(Excerpts from a dataset)
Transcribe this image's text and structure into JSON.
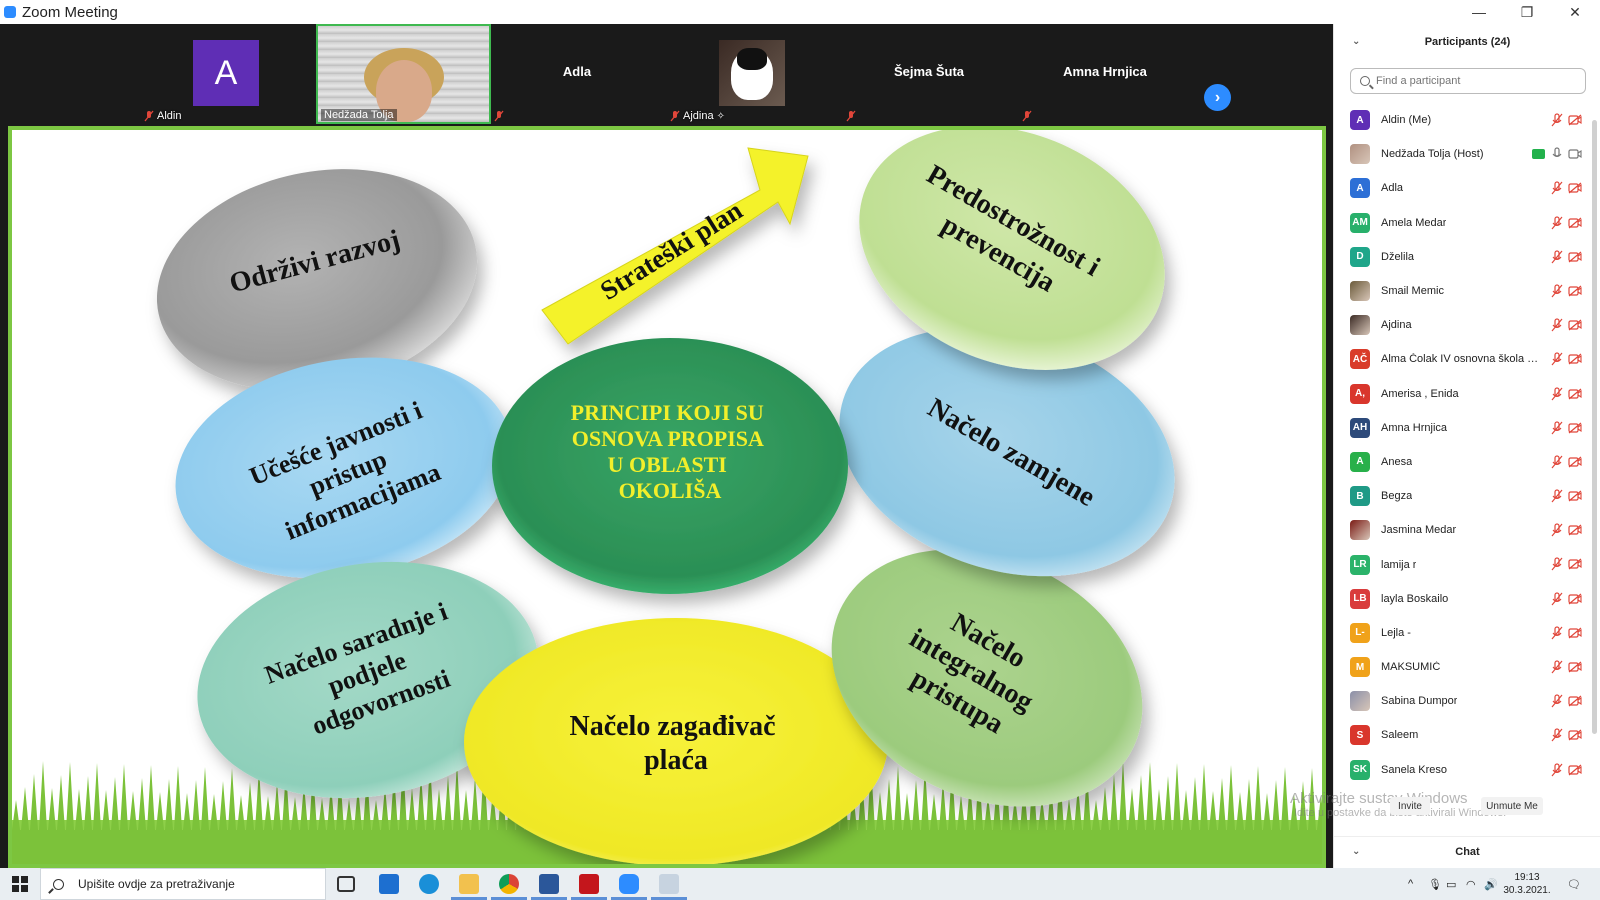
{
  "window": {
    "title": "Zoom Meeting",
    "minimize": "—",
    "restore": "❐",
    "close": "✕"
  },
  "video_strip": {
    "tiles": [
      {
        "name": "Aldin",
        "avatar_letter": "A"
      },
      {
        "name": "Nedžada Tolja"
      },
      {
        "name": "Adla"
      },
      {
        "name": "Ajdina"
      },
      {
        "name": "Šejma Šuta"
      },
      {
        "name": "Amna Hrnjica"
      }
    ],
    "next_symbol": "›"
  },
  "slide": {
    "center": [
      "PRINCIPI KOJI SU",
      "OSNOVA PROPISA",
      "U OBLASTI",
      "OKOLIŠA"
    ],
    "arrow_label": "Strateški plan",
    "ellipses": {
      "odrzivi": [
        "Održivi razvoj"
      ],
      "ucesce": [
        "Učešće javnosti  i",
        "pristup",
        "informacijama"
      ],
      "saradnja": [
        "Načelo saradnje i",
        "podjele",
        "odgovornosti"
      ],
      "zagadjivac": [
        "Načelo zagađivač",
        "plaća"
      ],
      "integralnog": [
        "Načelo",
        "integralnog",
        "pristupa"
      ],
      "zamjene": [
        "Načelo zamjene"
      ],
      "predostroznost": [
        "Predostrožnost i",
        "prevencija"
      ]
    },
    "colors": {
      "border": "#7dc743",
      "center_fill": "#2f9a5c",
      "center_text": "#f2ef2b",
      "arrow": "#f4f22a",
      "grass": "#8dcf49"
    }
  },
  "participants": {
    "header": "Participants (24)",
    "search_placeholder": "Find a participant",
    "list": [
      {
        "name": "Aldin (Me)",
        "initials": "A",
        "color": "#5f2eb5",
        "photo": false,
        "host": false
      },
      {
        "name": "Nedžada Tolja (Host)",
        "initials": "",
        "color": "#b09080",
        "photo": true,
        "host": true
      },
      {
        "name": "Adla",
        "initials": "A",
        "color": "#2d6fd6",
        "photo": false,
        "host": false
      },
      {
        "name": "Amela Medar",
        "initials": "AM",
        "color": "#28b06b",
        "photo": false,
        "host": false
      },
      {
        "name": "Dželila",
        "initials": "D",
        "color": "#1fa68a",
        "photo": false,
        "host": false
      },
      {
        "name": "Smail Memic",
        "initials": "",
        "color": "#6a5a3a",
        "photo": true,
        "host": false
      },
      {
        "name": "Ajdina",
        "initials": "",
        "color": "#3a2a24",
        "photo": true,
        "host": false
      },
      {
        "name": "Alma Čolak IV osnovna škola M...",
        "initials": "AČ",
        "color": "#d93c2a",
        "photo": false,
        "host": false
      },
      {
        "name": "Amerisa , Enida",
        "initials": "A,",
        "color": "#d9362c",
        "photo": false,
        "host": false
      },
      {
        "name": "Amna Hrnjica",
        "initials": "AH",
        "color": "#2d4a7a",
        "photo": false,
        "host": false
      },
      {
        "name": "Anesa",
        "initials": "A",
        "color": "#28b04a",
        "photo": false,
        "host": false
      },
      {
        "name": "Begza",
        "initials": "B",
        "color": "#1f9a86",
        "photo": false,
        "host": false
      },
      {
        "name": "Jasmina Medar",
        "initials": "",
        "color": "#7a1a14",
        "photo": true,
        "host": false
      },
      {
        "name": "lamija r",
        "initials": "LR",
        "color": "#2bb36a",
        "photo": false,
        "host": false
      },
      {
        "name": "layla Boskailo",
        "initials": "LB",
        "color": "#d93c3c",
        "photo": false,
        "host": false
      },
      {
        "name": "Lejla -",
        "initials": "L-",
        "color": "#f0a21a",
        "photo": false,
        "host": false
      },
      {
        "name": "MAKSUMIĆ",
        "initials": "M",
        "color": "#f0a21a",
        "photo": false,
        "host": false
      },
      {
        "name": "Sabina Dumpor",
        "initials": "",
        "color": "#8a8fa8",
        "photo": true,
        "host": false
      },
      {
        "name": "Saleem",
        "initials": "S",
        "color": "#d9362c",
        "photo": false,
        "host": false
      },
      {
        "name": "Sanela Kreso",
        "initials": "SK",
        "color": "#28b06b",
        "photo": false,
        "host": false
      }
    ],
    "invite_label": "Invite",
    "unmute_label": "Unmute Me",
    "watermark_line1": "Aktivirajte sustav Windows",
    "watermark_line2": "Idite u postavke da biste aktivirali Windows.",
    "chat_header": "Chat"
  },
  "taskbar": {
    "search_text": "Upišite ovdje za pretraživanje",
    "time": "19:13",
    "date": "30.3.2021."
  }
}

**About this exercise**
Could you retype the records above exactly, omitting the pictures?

**Solution**
Transcribe this image's text and structure into JSON.
{
  "window": {
    "title": "Zoom Meeting",
    "minimize": "—",
    "restore": "❐",
    "close": "✕"
  },
  "video_strip": {
    "tiles": [
      {
        "name": "Aldin",
        "avatar_letter": "A"
      },
      {
        "name": "Nedžada Tolja"
      },
      {
        "name": "Adla"
      },
      {
        "name": "Ajdina"
      },
      {
        "name": "Šejma Šuta"
      },
      {
        "name": "Amna Hrnjica"
      }
    ],
    "next_symbol": "›"
  },
  "slide": {
    "center": [
      "PRINCIPI KOJI SU",
      "OSNOVA PROPISA",
      "U OBLASTI",
      "OKOLIŠA"
    ],
    "arrow_label": "Strateški plan",
    "ellipses": {
      "odrzivi": [
        "Održivi razvoj"
      ],
      "ucesce": [
        "Učešće javnosti  i",
        "pristup",
        "informacijama"
      ],
      "saradnja": [
        "Načelo saradnje i",
        "podjele",
        "odgovornosti"
      ],
      "zagadjivac": [
        "Načelo zagađivač",
        "plaća"
      ],
      "integralnog": [
        "Načelo",
        "integralnog",
        "pristupa"
      ],
      "zamjene": [
        "Načelo zamjene"
      ],
      "predostroznost": [
        "Predostrožnost i",
        "prevencija"
      ]
    },
    "colors": {
      "border": "#7dc743",
      "center_fill": "#2f9a5c",
      "center_text": "#f2ef2b",
      "arrow": "#f4f22a",
      "grass": "#8dcf49"
    }
  },
  "participants": {
    "header": "Participants (24)",
    "search_placeholder": "Find a participant",
    "list": [
      {
        "name": "Aldin (Me)",
        "initials": "A",
        "color": "#5f2eb5",
        "photo": false,
        "host": false
      },
      {
        "name": "Nedžada Tolja (Host)",
        "initials": "",
        "color": "#b09080",
        "photo": true,
        "host": true
      },
      {
        "name": "Adla",
        "initials": "A",
        "color": "#2d6fd6",
        "photo": false,
        "host": false
      },
      {
        "name": "Amela Medar",
        "initials": "AM",
        "color": "#28b06b",
        "photo": false,
        "host": false
      },
      {
        "name": "Dželila",
        "initials": "D",
        "color": "#1fa68a",
        "photo": false,
        "host": false
      },
      {
        "name": "Smail Memic",
        "initials": "",
        "color": "#6a5a3a",
        "photo": true,
        "host": false
      },
      {
        "name": "Ajdina",
        "initials": "",
        "color": "#3a2a24",
        "photo": true,
        "host": false
      },
      {
        "name": "Alma Čolak IV osnovna škola M...",
        "initials": "AČ",
        "color": "#d93c2a",
        "photo": false,
        "host": false
      },
      {
        "name": "Amerisa , Enida",
        "initials": "A,",
        "color": "#d9362c",
        "photo": false,
        "host": false
      },
      {
        "name": "Amna Hrnjica",
        "initials": "AH",
        "color": "#2d4a7a",
        "photo": false,
        "host": false
      },
      {
        "name": "Anesa",
        "initials": "A",
        "color": "#28b04a",
        "photo": false,
        "host": false
      },
      {
        "name": "Begza",
        "initials": "B",
        "color": "#1f9a86",
        "photo": false,
        "host": false
      },
      {
        "name": "Jasmina Medar",
        "initials": "",
        "color": "#7a1a14",
        "photo": true,
        "host": false
      },
      {
        "name": "lamija r",
        "initials": "LR",
        "color": "#2bb36a",
        "photo": false,
        "host": false
      },
      {
        "name": "layla Boskailo",
        "initials": "LB",
        "color": "#d93c3c",
        "photo": false,
        "host": false
      },
      {
        "name": "Lejla -",
        "initials": "L-",
        "color": "#f0a21a",
        "photo": false,
        "host": false
      },
      {
        "name": "MAKSUMIĆ",
        "initials": "M",
        "color": "#f0a21a",
        "photo": false,
        "host": false
      },
      {
        "name": "Sabina Dumpor",
        "initials": "",
        "color": "#8a8fa8",
        "photo": true,
        "host": false
      },
      {
        "name": "Saleem",
        "initials": "S",
        "color": "#d9362c",
        "photo": false,
        "host": false
      },
      {
        "name": "Sanela Kreso",
        "initials": "SK",
        "color": "#28b06b",
        "photo": false,
        "host": false
      }
    ],
    "invite_label": "Invite",
    "unmute_label": "Unmute Me",
    "watermark_line1": "Aktivirajte sustav Windows",
    "watermark_line2": "Idite u postavke da biste aktivirali Windows.",
    "chat_header": "Chat"
  },
  "taskbar": {
    "search_text": "Upišite ovdje za pretraživanje",
    "time": "19:13",
    "date": "30.3.2021."
  }
}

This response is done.